Of all the things I’ve done in my life, and I’ve lived a very blessed life, the best thing I’ve ever done personally as Lindsey Graham, as an individual, was to join the United States Air Force, become a judge advocate, and a member of the Air Force legal team. Good lawyers understand and know their clients. I think I understand the Air Force and consequently have some understanding of the military. I really have gotten more out of my service than I give. It was and continues to be the highlight of my life in many ways.
Years ago about half the Senate were members of the National Guard and the Reserves. Strom Thurmond was a two-star general in the Reserves. Barry Goldwater was a two-star general in the Air Force Reserves. It used to be that a lot of members of Congress served as Guard and Reserve members. I’m the only one in the Senate now. So, I try to rededicate myself every day and every week to make sure that I use these experiences to the benefit of the force as a whole. I do small Reserve tours in Iraq and Afghanistan, and have learned more about what’s going on there during my Reserve duties than I would in a congressional delegation, particularly in regard to rule-of-law issues.
So, I take that knowledge and experience pertaining to the issues. In fact, I take that back to my day job and I think it’s made me a better Senator. The passion comes from knowing the people. I’m in a business where it’s tough. People talk about what they can’t do, what they won’t do. In the military, you talk about what you have to do and your mission. “We will, we can,” is the motto at the base that I was serving in Afghanistan recently. It’s good that I’m allowed to occasionally get out of Washington and go to a military environment with people of different backgrounds are working together to solve a problem. It just helps me in every way possible.
It certainly explains why you want to continue to serve in the Air Force Reserve.
Absolutely! I think it gives me an opportunity to learn about issues I wouldn’t have known about otherwise. Getting away from politics and back into uniform is a morale booster for me.
You’ve been working with the governments in Iraq and Afghanistan on the development of their legal systems and processes. Can you tell us a little about your recent work and what some of your experiences and observations have been?
I work on the rule of law programs in Iraq and Afghanistan. When you think about it, democracy is more than voting. You know, Saddam Hussein allowed people to vote. He got 100 percent of the votes. As a dictator, he was able to do that.
The point I’m making is that the rule of law protects the losers of elections. In the Middle East, if you lose the election, you can lose everything. So people fight to the death over there.
Here, if you lose the election you don’t lose anything but your job. You don’t lose your ability to come back. The rule of law is to make sure that if you find yourself in a courtroom, the questions are about what you did, not who you are.
We’re trying to develop courthouses in the outer reaches of Afghanistan.

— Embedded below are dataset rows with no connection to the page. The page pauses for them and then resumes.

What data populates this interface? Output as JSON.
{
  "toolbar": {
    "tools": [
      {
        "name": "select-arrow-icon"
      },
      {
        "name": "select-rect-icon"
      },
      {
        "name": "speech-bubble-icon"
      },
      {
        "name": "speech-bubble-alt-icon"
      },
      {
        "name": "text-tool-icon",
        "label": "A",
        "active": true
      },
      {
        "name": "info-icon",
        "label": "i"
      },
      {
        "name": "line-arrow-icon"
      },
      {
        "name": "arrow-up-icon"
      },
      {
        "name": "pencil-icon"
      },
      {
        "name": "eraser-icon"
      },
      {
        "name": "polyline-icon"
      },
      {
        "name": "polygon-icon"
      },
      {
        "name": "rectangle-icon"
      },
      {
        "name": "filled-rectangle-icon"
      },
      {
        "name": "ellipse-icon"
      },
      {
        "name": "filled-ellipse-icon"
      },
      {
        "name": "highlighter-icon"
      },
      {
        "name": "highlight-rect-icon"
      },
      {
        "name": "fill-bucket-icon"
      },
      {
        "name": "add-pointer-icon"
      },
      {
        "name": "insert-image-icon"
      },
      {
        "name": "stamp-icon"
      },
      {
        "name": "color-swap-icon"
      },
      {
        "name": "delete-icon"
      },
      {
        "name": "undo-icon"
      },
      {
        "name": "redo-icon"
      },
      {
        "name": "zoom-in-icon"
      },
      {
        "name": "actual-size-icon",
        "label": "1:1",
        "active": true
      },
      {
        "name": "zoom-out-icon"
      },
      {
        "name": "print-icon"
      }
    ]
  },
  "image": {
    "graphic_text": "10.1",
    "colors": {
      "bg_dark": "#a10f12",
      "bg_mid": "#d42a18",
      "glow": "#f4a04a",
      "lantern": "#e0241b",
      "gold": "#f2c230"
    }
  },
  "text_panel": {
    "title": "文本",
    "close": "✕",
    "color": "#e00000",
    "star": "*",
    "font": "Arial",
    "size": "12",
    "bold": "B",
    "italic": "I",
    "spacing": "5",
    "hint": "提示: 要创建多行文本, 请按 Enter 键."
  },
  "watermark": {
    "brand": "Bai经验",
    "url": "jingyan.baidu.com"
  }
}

We’re trying to blend a tribal justice system with a formal justice system. We’re training judges and their lawyers.
One of the first things that Gen. Petraeus did was to provide security for judges. No rule of law program can work if the judges are subject to assassination. We’re working to create a “Uniform Code of Military Justice” for the Afghan army that is up and running. I was involved in helping create that program. They’re starting to do courts-martial now.
No military can operate without a well-disciplined force. Military justice has to be firm and fair. So, we’re doing that with the Iraqi army. I’ve had a wonderful opportunity as a Judge Advocate to work with Afghans and Iraqis while building up their judicial capacity.
I hope we leave behind in Iraq and Afghanistan a political system that accommodates differences and a legal system that people trust and believe in. Militias are formed when the legal systems fail. My goal is to make sure that the Afghan legal system provides basic justice in a way that people do not feel that they have to take up arms against their government. We still have a long way to go but we’re making progress.